This case has generated significant commentary and debate. Critics of the investigation have argued that a special counsel should not have been appointed, nor should the investigation have been pursued after the Justice Department learned who leaked Ms. Plame's name to columnist Robert Novak. Furthermore, the critics point out that neither Mr. Libby nor anyone else has been charged with violating the Intelligence Identities Protection Act or the Espionage Act, which were the original subjects of the investigation. Finally, critics say the punishment does not fit the crime: Mr. Libby was a first-time offender with years of exceptional public service and was handed a harsh sentence based in part on allegations never presented to the jury.

Others point out that a jury of citizens weighed all the evidence and listened to all the testimony and found Mr. Libby guilty of perjury and obstructing justice. They argue, correctly, that our entire system of justice relies on people telling the truth. And if a person does not tell the truth, particularly if he serves in government and holds the public trust, he must be held accountable. They say that had Mr. Libby only told the truth, he would have never been indicted in the first place.

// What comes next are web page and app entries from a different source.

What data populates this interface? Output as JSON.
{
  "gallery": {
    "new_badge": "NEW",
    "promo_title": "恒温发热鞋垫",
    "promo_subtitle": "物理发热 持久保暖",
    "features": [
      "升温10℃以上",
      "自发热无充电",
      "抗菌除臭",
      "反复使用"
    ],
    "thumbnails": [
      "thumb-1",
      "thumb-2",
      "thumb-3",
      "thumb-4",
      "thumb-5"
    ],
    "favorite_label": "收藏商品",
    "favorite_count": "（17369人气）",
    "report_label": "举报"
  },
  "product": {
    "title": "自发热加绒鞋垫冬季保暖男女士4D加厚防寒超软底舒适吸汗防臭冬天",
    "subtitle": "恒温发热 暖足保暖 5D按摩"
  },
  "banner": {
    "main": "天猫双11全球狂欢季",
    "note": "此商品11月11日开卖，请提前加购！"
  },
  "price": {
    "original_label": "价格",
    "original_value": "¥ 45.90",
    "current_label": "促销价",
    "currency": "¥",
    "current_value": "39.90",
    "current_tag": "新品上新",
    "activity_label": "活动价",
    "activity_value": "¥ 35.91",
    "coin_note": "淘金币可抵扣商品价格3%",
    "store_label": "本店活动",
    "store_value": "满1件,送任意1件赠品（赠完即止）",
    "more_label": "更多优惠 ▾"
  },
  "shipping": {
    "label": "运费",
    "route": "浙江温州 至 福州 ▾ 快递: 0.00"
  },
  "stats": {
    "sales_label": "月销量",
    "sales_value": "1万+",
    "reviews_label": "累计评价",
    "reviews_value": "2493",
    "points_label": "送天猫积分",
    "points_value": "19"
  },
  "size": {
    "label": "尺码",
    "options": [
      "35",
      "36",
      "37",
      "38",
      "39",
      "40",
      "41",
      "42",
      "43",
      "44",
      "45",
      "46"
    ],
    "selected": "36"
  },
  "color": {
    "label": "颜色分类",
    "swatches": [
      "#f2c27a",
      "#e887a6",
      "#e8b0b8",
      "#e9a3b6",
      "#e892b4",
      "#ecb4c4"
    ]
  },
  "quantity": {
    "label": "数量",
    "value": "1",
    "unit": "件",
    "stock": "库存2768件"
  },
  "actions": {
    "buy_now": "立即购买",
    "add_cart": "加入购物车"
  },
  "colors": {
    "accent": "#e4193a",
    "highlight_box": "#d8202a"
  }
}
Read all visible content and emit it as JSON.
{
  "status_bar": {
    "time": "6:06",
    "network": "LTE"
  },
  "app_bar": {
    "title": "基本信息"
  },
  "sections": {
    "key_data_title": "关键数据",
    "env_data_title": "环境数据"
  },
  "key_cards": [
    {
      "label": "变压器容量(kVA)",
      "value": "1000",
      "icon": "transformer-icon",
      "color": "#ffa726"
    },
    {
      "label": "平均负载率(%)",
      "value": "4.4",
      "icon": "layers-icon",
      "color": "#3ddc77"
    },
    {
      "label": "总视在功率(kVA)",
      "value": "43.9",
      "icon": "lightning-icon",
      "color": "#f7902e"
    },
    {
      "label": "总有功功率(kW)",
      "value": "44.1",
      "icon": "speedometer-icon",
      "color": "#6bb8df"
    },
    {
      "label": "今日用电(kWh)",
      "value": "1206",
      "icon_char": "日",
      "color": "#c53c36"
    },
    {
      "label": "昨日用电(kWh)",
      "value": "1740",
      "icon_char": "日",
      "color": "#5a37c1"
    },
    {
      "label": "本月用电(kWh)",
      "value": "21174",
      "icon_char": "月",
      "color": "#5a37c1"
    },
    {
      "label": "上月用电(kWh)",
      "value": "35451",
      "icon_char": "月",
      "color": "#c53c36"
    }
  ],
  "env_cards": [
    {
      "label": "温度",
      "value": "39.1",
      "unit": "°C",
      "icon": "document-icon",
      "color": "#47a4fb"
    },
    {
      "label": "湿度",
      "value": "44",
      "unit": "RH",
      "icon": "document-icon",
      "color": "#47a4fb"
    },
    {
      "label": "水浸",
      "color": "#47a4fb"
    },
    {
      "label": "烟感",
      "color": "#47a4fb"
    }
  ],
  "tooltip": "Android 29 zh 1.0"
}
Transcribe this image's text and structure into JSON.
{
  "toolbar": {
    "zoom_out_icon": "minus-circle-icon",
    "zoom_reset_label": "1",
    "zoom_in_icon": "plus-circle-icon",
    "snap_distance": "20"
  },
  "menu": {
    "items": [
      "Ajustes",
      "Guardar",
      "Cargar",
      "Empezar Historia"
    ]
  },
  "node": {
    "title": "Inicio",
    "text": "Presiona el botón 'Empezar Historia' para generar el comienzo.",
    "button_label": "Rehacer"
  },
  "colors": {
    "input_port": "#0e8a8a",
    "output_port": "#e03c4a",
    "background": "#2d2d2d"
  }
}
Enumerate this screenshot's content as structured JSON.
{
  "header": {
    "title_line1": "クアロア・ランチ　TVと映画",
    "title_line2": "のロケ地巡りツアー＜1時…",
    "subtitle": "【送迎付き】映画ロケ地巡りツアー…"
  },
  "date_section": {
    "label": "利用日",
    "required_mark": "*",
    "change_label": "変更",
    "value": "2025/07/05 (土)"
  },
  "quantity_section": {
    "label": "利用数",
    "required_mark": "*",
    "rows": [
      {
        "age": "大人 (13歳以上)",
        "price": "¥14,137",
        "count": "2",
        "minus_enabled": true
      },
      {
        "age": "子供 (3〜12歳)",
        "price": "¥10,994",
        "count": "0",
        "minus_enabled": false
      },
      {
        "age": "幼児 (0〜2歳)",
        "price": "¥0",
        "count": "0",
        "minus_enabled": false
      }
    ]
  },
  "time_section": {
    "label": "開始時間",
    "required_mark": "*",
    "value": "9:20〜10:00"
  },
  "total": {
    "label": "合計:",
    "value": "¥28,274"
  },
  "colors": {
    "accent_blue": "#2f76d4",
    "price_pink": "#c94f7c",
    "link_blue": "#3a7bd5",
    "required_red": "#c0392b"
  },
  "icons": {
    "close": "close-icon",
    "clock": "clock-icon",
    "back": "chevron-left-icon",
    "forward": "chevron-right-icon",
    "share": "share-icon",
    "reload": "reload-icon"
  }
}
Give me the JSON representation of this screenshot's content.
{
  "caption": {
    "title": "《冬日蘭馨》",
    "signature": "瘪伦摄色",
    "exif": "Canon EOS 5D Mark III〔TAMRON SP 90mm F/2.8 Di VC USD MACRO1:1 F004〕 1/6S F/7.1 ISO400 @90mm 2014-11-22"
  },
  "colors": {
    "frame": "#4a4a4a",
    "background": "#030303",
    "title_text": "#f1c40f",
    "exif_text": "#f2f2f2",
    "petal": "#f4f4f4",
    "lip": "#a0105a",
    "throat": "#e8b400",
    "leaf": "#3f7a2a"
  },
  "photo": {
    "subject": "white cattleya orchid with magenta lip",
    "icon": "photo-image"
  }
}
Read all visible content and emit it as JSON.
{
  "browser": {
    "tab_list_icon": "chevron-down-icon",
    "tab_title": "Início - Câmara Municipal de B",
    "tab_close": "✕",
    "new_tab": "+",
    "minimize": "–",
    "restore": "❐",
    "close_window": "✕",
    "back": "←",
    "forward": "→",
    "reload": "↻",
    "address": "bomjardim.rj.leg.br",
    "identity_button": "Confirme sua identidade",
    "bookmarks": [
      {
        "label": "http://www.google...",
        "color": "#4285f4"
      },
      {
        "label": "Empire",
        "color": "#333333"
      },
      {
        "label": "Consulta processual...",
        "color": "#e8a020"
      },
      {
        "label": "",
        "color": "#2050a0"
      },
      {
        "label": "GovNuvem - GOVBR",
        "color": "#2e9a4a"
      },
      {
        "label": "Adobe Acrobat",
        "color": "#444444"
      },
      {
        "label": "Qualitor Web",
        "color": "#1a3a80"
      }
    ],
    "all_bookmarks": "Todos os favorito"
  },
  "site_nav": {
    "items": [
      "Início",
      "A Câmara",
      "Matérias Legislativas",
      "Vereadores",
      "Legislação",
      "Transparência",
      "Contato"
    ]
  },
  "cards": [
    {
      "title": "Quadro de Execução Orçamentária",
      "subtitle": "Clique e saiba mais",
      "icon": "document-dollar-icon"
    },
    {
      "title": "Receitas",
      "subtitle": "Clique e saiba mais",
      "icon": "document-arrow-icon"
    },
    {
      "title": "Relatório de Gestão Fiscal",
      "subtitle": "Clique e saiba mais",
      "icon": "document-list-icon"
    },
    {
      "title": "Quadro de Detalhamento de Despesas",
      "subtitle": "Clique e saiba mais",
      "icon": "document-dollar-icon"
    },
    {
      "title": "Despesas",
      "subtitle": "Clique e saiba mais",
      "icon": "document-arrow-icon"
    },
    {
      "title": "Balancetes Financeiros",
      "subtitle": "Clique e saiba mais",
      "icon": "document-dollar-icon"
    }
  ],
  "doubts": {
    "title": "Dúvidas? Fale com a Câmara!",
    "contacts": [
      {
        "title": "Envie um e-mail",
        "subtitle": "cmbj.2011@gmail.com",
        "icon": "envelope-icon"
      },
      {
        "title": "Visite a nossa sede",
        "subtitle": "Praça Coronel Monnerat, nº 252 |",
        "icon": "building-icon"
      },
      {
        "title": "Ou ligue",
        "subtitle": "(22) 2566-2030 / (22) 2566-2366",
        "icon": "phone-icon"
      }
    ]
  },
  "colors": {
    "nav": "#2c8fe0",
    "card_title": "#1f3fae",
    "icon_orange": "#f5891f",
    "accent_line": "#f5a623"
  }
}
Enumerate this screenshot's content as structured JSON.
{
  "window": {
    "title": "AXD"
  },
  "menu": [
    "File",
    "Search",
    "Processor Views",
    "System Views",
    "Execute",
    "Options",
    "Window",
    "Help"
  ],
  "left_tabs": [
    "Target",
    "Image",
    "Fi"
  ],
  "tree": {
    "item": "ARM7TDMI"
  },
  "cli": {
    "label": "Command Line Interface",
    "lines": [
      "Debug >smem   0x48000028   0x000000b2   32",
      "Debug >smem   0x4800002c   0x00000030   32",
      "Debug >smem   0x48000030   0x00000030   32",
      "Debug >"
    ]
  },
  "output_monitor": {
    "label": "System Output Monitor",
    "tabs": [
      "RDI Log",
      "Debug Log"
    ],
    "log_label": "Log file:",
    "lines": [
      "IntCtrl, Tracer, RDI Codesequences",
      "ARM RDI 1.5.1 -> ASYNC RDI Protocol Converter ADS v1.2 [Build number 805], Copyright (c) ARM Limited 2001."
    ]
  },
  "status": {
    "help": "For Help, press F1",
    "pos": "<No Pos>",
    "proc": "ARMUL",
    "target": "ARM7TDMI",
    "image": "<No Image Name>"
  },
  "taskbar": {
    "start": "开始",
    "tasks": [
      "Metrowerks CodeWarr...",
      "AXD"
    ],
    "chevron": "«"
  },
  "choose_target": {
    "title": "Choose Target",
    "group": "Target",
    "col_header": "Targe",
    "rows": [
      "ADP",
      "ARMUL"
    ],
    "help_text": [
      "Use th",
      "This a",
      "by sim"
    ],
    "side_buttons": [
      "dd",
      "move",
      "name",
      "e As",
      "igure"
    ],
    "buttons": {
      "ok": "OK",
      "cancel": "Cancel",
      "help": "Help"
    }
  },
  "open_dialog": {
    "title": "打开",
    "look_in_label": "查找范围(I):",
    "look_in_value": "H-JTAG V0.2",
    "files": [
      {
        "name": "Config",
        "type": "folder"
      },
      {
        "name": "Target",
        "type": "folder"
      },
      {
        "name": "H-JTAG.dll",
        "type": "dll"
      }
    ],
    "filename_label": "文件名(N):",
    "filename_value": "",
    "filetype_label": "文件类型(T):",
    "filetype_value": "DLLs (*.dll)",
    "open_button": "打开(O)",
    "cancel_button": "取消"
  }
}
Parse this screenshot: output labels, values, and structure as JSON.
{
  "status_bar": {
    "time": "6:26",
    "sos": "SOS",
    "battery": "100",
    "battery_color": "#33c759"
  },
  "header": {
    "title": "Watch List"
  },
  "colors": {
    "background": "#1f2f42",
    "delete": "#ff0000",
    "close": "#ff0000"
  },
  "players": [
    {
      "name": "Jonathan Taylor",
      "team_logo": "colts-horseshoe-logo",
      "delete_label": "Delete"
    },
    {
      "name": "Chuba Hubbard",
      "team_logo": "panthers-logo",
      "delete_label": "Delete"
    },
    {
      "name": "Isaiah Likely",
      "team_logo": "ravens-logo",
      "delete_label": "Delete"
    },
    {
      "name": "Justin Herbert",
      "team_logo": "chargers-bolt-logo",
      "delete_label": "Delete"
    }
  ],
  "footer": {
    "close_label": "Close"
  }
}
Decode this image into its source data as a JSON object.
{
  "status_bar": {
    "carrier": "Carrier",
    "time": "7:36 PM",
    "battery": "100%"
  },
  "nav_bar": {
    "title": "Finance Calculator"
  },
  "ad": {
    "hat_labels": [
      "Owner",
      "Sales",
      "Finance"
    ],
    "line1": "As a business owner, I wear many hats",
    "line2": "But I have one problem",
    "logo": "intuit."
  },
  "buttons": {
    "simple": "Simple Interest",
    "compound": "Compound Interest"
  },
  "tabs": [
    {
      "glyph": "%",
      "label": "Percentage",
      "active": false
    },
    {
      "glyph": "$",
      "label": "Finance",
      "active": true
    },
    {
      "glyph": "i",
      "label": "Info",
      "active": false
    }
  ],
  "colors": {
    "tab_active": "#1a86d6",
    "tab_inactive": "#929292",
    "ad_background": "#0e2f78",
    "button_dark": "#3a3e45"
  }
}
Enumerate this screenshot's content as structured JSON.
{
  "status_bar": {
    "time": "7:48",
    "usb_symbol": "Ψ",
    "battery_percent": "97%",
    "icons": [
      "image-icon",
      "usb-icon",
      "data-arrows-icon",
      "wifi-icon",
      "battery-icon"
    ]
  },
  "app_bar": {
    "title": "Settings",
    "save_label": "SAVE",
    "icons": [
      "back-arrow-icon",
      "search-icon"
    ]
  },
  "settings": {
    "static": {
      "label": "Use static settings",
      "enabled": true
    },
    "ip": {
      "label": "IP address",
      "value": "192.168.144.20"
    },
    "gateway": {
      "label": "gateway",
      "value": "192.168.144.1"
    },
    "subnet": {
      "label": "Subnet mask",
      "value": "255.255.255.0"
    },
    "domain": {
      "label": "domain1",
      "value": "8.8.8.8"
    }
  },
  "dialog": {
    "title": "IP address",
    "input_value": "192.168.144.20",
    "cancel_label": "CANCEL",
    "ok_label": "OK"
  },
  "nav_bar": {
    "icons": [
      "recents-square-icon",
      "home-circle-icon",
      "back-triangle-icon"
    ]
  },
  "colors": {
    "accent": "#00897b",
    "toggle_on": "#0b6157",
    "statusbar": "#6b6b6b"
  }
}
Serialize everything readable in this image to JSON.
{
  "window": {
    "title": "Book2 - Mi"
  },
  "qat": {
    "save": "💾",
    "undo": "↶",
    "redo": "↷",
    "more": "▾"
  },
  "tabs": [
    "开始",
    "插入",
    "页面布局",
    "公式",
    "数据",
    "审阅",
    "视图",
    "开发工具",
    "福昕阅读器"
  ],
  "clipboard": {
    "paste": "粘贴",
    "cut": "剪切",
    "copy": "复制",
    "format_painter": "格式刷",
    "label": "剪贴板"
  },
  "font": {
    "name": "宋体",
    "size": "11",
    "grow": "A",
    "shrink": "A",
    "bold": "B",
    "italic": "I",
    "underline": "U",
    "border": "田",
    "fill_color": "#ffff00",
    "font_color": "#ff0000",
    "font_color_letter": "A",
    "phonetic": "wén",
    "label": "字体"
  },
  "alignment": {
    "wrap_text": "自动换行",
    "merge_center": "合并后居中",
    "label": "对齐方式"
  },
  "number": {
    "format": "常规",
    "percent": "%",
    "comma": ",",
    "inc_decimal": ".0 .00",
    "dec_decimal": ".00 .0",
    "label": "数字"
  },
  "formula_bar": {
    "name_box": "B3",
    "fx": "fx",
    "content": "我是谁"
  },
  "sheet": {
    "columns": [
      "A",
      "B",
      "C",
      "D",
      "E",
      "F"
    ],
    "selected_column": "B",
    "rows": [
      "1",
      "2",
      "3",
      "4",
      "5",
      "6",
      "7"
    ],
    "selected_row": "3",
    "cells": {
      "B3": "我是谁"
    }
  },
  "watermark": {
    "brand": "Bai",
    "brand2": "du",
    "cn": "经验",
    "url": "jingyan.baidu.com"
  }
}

Both critics and defenders of this investigation have made important points. I have made my own evaluation. In preparing for the decision I am announcing today, I have carefully weighed these arguments and the circumstances surrounding this case.

Mr. Libby was sentenced to thirty months of prison, two years of probation, and a $250,000 fine. In making the sentencing decision, the district court rejected the advice of the probation office, which recommended a lesser sentence and the consideration of factors that could have led to a sentence of home confinement or probation.

I respect the jury's verdict. But I have concluded that the prison sentence given to Mr. Libby is excessive. Therefore, I am commuting the portion of Mr. Libby's sentence that required him to spend thirty months in prison.

My decision to commute his prison sentence leaves in place a harsh punishment for Mr. Libby. The reputation he gained through his years of public service and professional work in the legal community is forever damaged. His wife and young children have also suffered immensely. He will remain on probation. The significant fines imposed by the judge will remain in effect. The consequences of his felony conviction on his former life as a lawyer, public servant, and private citizen will be long-lasting.

The Constitution gives the President the power of clemency to be used when he deems it to be warranted. It is my judgment that a commutation of the prison term in Mr. Libby's case is an appropriate exercise of this power.


Source:
White House Press Office

2 comments:

samspade1120 said...

I feel the President did the right thing since the punishment was excessive considering that Libby himself was not the original outing of Plame, who by the way was well known in Washington circles of what she was, Libby was the whipping boy of the democrats and liberals who have fought from day one even before 911 to unseat this President.

This gambit is just another shot in their war against the other party and by some against America in general.

When you see some democrat charged with something the liberals and other democrats are quick to minimize the story and as we all know they would try their hardest to keep that democrat in government.

I realize that I come off as a Republican most of the time but I am an independent and currently I see nothing coming out of the democrats that approach reality or sincerity.

If you look at the other sites you will see liberals down playing what is going on in the rest of the world when it comes to terrorism and there are even those who want to fly the "its all Bush's fault" banner.

I think the bottom line is that when there is the next election and whomever gets the nod to run for both parties then we will have to decide who will serve America best and from where I sit it is not the leading democrats currently.

Peter said...

Hey Sam,

VERY well put. I agree with you. I think more and more people are starting to agree with us. I think what this will boil down to is the Sheepeople vs the educated voter in 08.
Peter